- [HOW TO COMPLETE THIS TASK]
Could you filter the data below down to the lines that hold the word "When"?
▶
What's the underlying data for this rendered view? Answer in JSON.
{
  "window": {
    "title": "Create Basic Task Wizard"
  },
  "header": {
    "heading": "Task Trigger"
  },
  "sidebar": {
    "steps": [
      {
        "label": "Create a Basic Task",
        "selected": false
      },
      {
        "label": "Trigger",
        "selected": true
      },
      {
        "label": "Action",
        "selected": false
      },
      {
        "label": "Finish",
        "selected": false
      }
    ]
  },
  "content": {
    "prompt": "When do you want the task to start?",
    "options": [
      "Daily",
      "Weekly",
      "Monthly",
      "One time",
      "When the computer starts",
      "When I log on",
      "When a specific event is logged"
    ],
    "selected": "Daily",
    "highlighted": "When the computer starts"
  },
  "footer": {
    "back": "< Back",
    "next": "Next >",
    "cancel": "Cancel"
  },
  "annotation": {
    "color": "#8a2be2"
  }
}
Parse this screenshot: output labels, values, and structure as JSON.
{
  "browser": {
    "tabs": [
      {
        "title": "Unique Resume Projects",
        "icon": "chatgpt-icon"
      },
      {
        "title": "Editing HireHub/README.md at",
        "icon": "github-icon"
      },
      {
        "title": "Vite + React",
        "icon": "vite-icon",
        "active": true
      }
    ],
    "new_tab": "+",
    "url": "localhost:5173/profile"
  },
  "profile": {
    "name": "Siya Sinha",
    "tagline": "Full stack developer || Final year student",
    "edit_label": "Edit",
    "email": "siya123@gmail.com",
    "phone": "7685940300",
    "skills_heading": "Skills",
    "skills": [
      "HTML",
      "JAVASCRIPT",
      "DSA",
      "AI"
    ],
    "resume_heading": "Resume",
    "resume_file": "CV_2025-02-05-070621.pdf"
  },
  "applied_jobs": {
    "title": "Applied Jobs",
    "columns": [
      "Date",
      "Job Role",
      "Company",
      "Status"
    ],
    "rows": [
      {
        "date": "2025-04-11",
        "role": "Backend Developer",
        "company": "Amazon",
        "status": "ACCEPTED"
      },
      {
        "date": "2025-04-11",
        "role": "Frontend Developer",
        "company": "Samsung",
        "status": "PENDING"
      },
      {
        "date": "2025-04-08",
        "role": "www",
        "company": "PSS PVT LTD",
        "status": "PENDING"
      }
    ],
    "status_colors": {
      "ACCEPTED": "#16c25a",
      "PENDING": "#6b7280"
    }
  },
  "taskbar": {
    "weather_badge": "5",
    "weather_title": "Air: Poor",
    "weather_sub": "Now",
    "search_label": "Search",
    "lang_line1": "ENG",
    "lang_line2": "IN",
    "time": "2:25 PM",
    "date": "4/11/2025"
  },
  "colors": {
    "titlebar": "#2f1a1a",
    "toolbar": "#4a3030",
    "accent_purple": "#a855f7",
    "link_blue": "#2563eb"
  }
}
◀
- [RESULT BELOW]
    "prompt": "When do you want the task to start?",
      "When the computer starts",
      "When I log on",
      "When a specific event is logged"
    "highlighted": "When the computer starts"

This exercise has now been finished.